* SUPPLIED RECORDS
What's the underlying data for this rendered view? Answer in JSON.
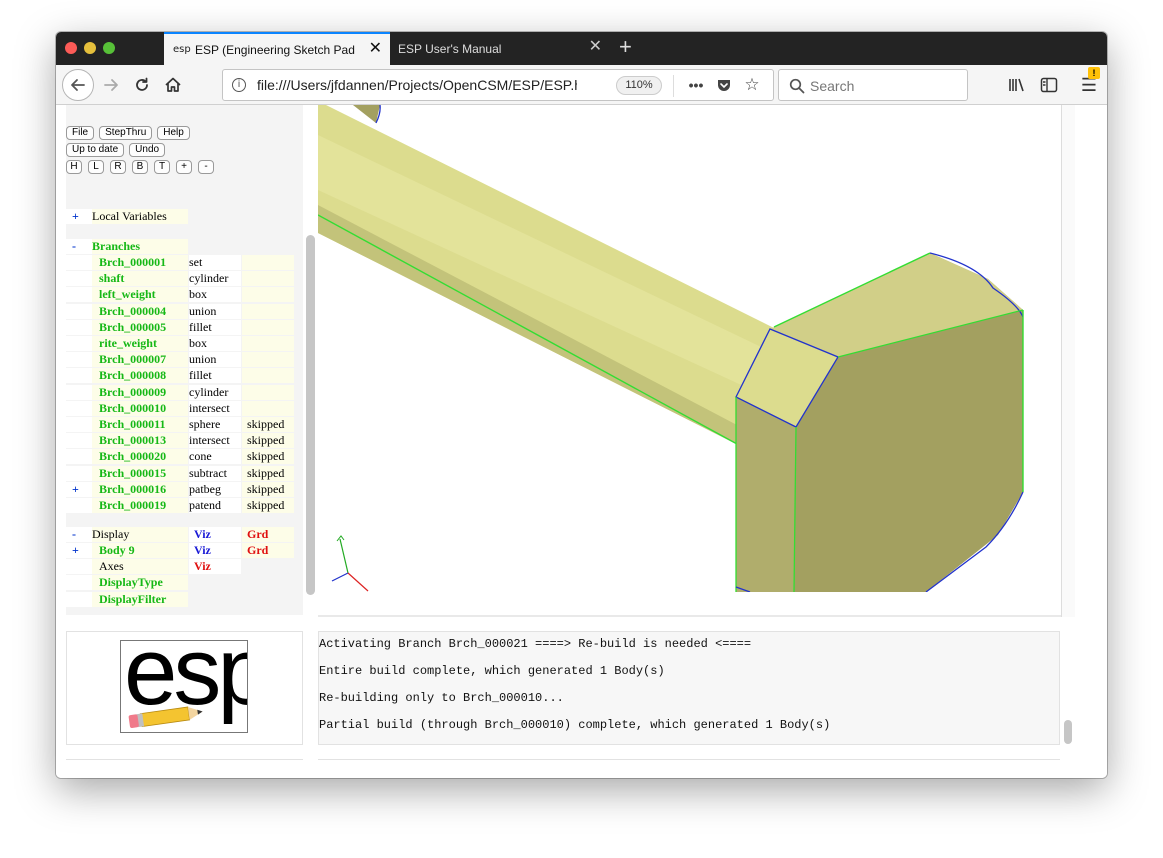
{
  "browser": {
    "tabs": [
      {
        "favicon": "esp",
        "title": "ESP (Engineering Sketch Pad, V",
        "active": true
      },
      {
        "title": "ESP User's Manual",
        "active": false
      }
    ],
    "new_tab": "+",
    "url": "file:///Users/jfdannen/Projects/OpenCSM/ESP/ESP.h",
    "zoom": "110%",
    "search_placeholder": "Search"
  },
  "toolbar": {
    "row1": [
      "File",
      "StepThru",
      "Help"
    ],
    "row2": [
      "Up to date",
      "Undo"
    ],
    "row3": [
      "H",
      "L",
      "R",
      "B",
      "T",
      "+",
      "-"
    ]
  },
  "tree": {
    "local_variables": {
      "toggle": "+",
      "label": "Local Variables"
    },
    "branches_header": {
      "toggle": "-",
      "label": "Branches"
    },
    "branches": [
      {
        "toggle": "",
        "name": "Brch_000001",
        "type": "set",
        "status": ""
      },
      {
        "toggle": "",
        "name": "shaft",
        "type": "cylinder",
        "status": ""
      },
      {
        "toggle": "",
        "name": "left_weight",
        "type": "box",
        "status": ""
      },
      {
        "toggle": "",
        "name": "Brch_000004",
        "type": "union",
        "status": ""
      },
      {
        "toggle": "",
        "name": "Brch_000005",
        "type": "fillet",
        "status": ""
      },
      {
        "toggle": "",
        "name": "rite_weight",
        "type": "box",
        "status": ""
      },
      {
        "toggle": "",
        "name": "Brch_000007",
        "type": "union",
        "status": ""
      },
      {
        "toggle": "",
        "name": "Brch_000008",
        "type": "fillet",
        "status": ""
      },
      {
        "toggle": "",
        "name": "Brch_000009",
        "type": "cylinder",
        "status": ""
      },
      {
        "toggle": "",
        "name": "Brch_000010",
        "type": "intersect",
        "status": ""
      },
      {
        "toggle": "",
        "name": "Brch_000011",
        "type": "sphere",
        "status": "skipped"
      },
      {
        "toggle": "",
        "name": "Brch_000013",
        "type": "intersect",
        "status": "skipped"
      },
      {
        "toggle": "",
        "name": "Brch_000020",
        "type": "cone",
        "status": "skipped"
      },
      {
        "toggle": "",
        "name": "Brch_000015",
        "type": "subtract",
        "status": "skipped"
      },
      {
        "toggle": "+",
        "name": "Brch_000016",
        "type": "patbeg",
        "status": "skipped"
      },
      {
        "toggle": "",
        "name": "Brch_000019",
        "type": "patend",
        "status": "skipped"
      }
    ],
    "display": {
      "toggle": "-",
      "label": "Display",
      "viz": "Viz",
      "grd": "Grd"
    },
    "body": {
      "toggle": "+",
      "label": "Body 9",
      "viz": "Viz",
      "grd": "Grd"
    },
    "axes": {
      "label": "Axes",
      "viz": "Viz"
    },
    "display_type": "DisplayType",
    "display_filter": "DisplayFilter"
  },
  "logo": {
    "text": "esp"
  },
  "messages": [
    "Activating Branch Brch_000021 ====> Re-build is needed <====",
    "Entire build complete, which generated 1 Body(s)",
    "Re-building only to Brch_000010...",
    "Partial build (through Brch_000010) complete, which generated 1 Body(s)"
  ],
  "colors": {
    "branch_green": "#16b816",
    "viz_blue": "#1a1ad6",
    "grd_red": "#e01010",
    "model_face": "#dcdc8e",
    "model_side": "#a3a060",
    "edge_green": "#33dd33",
    "edge_blue": "#2233cc"
  },
  "icons": [
    "back-arrow-icon",
    "forward-arrow-icon",
    "reload-icon",
    "home-icon",
    "info-icon",
    "page-actions-icon",
    "pocket-icon",
    "bookmark-star-icon",
    "search-icon",
    "library-icon",
    "sidebar-icon",
    "hamburger-menu-icon",
    "warning-icon"
  ]
}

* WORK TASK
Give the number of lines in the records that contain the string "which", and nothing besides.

* REPLY TO THE EXERCISE
2